Work to complete:
Gather each line of the records where "username" appears.

[Source data Boundary: Start]

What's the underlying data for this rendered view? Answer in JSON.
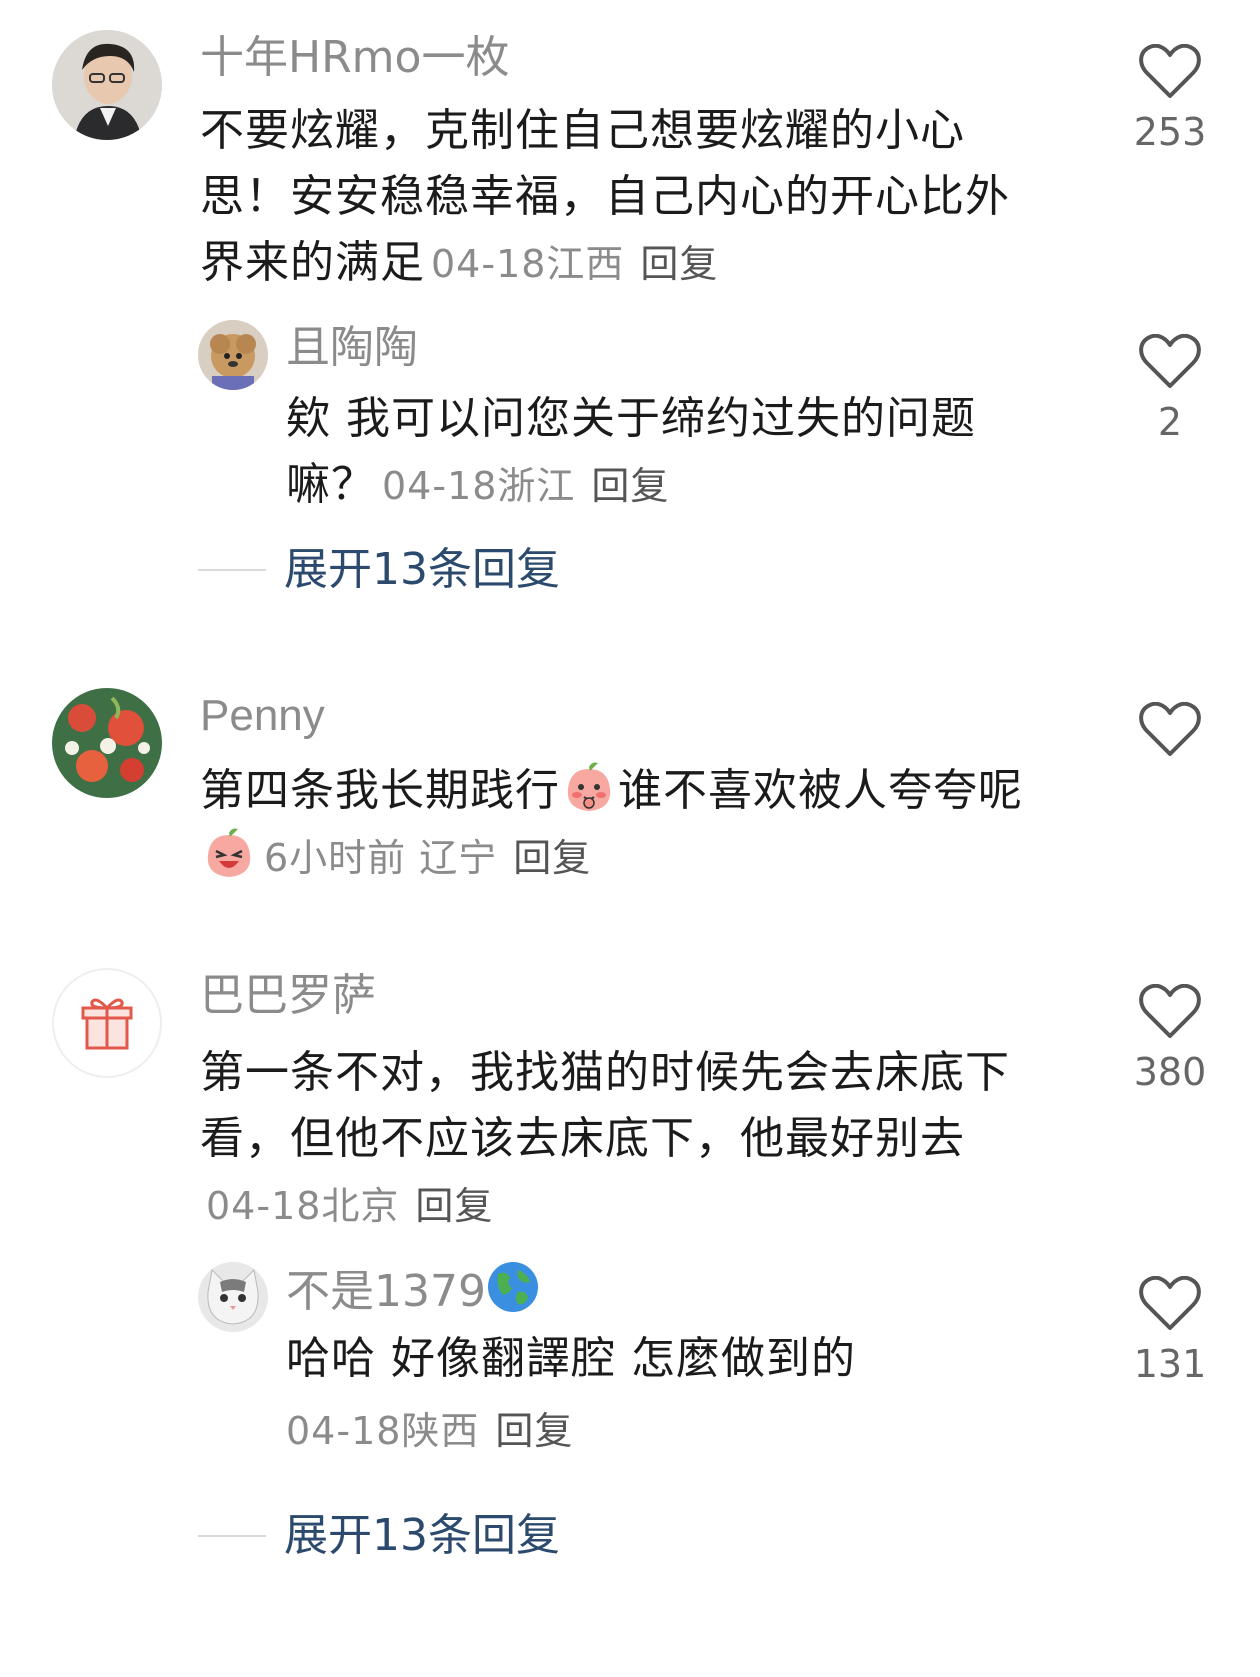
{
  "comments": [
    {
      "username": "十年HRmo一枚",
      "text": "不要炫耀，克制住自己想要炫耀的小心思！安安稳稳幸福，自己内心的开心比外界来的满足",
      "meta": "04-18江西",
      "reply_label": "回复",
      "likes": "253",
      "replies": [
        {
          "username": "且陶陶",
          "text": "欸 我可以问您关于缔约过失的问题嘛？",
          "meta": "04-18浙江",
          "reply_label": "回复",
          "likes": "2"
        }
      ],
      "expand_label": "展开13条回复"
    },
    {
      "username": "Penny",
      "text_part1": "第四条我长期践行",
      "text_part2": "谁不喜欢被人夸夸呢",
      "meta": "6小时前 辽宁",
      "reply_label": "回复"
    },
    {
      "username": "巴巴罗萨",
      "text": "第一条不对，我找猫的时候先会去床底下看，但他不应该去床底下，他最好别去",
      "meta": "04-18北京",
      "reply_label": "回复",
      "likes": "380",
      "replies": [
        {
          "username": "不是1379",
          "text": "哈哈 好像翻譯腔 怎麼做到的",
          "meta": "04-18陕西",
          "reply_label": "回复",
          "likes": "131"
        }
      ],
      "expand_label": "展开13条回复"
    }
  ],
  "colors": {
    "username": "#8b8b8b",
    "text": "#1b1b1b",
    "expand": "#2c4a6e",
    "heart_outline": "#555555"
  },
  "icons": [
    "heart-outline-icon",
    "gift-icon",
    "globe-icon",
    "peach-emoji-shy",
    "peach-emoji-laugh"
  ]
}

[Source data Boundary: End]

Your solution:
      "username": "十年HRmo一枚",
          "username": "且陶陶",
      "username": "Penny",
      "username": "巴巴罗萨",
          "username": "不是1379",
    "username": "#8b8b8b",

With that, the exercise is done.